Supplied records START
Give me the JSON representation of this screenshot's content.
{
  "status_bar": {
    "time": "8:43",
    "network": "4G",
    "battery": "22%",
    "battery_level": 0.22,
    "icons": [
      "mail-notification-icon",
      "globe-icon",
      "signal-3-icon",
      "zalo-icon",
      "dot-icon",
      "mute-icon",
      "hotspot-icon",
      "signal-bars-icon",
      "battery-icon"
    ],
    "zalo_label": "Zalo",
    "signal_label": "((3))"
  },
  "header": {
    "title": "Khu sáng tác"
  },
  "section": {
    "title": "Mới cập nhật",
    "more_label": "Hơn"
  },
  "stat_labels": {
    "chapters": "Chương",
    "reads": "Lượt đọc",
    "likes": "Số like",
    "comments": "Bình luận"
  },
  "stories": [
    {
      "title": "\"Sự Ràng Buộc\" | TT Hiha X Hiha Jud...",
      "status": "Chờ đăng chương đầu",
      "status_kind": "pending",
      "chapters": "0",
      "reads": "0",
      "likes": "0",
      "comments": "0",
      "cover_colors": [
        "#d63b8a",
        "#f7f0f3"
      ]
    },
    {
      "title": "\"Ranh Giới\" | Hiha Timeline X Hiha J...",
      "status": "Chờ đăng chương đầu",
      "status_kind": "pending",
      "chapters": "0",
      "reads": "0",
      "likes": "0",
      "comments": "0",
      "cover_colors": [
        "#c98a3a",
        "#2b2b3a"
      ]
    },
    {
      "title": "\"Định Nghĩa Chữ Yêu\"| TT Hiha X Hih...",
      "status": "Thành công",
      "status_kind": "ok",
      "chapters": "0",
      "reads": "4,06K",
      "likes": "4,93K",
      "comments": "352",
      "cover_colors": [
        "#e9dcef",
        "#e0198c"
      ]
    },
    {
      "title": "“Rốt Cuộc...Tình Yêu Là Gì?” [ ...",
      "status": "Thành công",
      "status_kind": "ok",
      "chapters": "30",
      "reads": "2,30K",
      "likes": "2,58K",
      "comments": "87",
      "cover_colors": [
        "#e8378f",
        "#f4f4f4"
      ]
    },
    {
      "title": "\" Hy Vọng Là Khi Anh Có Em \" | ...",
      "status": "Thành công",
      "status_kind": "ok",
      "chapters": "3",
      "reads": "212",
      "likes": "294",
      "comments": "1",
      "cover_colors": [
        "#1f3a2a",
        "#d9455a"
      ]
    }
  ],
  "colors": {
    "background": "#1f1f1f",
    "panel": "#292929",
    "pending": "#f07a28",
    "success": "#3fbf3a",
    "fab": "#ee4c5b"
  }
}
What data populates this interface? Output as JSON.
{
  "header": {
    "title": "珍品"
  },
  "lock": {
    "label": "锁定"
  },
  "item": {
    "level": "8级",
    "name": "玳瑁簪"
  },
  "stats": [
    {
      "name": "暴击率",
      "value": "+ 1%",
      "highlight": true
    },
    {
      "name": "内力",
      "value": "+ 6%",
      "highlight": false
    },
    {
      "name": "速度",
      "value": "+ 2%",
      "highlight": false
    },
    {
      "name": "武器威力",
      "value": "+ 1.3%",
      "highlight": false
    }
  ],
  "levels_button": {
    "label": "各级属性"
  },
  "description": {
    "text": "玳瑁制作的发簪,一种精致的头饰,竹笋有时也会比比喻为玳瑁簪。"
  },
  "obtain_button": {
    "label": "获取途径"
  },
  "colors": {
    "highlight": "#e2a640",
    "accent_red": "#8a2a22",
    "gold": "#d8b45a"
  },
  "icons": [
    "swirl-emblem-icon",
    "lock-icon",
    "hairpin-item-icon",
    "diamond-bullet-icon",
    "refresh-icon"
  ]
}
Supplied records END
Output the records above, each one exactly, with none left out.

Give me the JSON representation of this screenshot's content.
{
  "status_bar": {
    "time": "8:43",
    "network": "4G",
    "battery": "22%",
    "battery_level": 0.22,
    "icons": [
      "mail-notification-icon",
      "globe-icon",
      "signal-3-icon",
      "zalo-icon",
      "dot-icon",
      "mute-icon",
      "hotspot-icon",
      "signal-bars-icon",
      "battery-icon"
    ],
    "zalo_label": "Zalo",
    "signal_label": "((3))"
  },
  "header": {
    "title": "Khu sáng tác"
  },
  "section": {
    "title": "Mới cập nhật",
    "more_label": "Hơn"
  },
  "stat_labels": {
    "chapters": "Chương",
    "reads": "Lượt đọc",
    "likes": "Số like",
    "comments": "Bình luận"
  },
  "stories": [
    {
      "title": "\"Sự Ràng Buộc\" | TT Hiha X Hiha Jud...",
      "status": "Chờ đăng chương đầu",
      "status_kind": "pending",
      "chapters": "0",
      "reads": "0",
      "likes": "0",
      "comments": "0",
      "cover_colors": [
        "#d63b8a",
        "#f7f0f3"
      ]
    },
    {
      "title": "\"Ranh Giới\" | Hiha Timeline X Hiha J...",
      "status": "Chờ đăng chương đầu",
      "status_kind": "pending",
      "chapters": "0",
      "reads": "0",
      "likes": "0",
      "comments": "0",
      "cover_colors": [
        "#c98a3a",
        "#2b2b3a"
      ]
    },
    {
      "title": "\"Định Nghĩa Chữ Yêu\"| TT Hiha X Hih...",
      "status": "Thành công",
      "status_kind": "ok",
      "chapters": "0",
      "reads": "4,06K",
      "likes": "4,93K",
      "comments": "352",
      "cover_colors": [
        "#e9dcef",
        "#e0198c"
      ]
    },
    {
      "title": "“Rốt Cuộc...Tình Yêu Là Gì?” [ ...",
      "status": "Thành công",
      "status_kind": "ok",
      "chapters": "30",
      "reads": "2,30K",
      "likes": "2,58K",
      "comments": "87",
      "cover_colors": [
        "#e8378f",
        "#f4f4f4"
      ]
    },
    {
      "title": "\" Hy Vọng Là Khi Anh Có Em \" | ...",
      "status": "Thành công",
      "status_kind": "ok",
      "chapters": "3",
      "reads": "212",
      "likes": "294",
      "comments": "1",
      "cover_colors": [
        "#1f3a2a",
        "#d9455a"
      ]
    }
  ],
  "colors": {
    "background": "#1f1f1f",
    "panel": "#292929",
    "pending": "#f07a28",
    "success": "#3fbf3a",
    "fab": "#ee4c5b"
  }
}
What data populates this interface? Output as JSON.
{
  "header": {
    "title": "珍品"
  },
  "lock": {
    "label": "锁定"
  },
  "item": {
    "level": "8级",
    "name": "玳瑁簪"
  },
  "stats": [
    {
      "name": "暴击率",
      "value": "+ 1%",
      "highlight": true
    },
    {
      "name": "内力",
      "value": "+ 6%",
      "highlight": false
    },
    {
      "name": "速度",
      "value": "+ 2%",
      "highlight": false
    },
    {
      "name": "武器威力",
      "value": "+ 1.3%",
      "highlight": false
    }
  ],
  "levels_button": {
    "label": "各级属性"
  },
  "description": {
    "text": "玳瑁制作的发簪,一种精致的头饰,竹笋有时也会比比喻为玳瑁簪。"
  },
  "obtain_button": {
    "label": "获取途径"
  },
  "colors": {
    "highlight": "#e2a640",
    "accent_red": "#8a2a22",
    "gold": "#d8b45a"
  },
  "icons": [
    "swirl-emblem-icon",
    "lock-icon",
    "hairpin-item-icon",
    "diamond-bullet-icon",
    "refresh-icon"
  ]
}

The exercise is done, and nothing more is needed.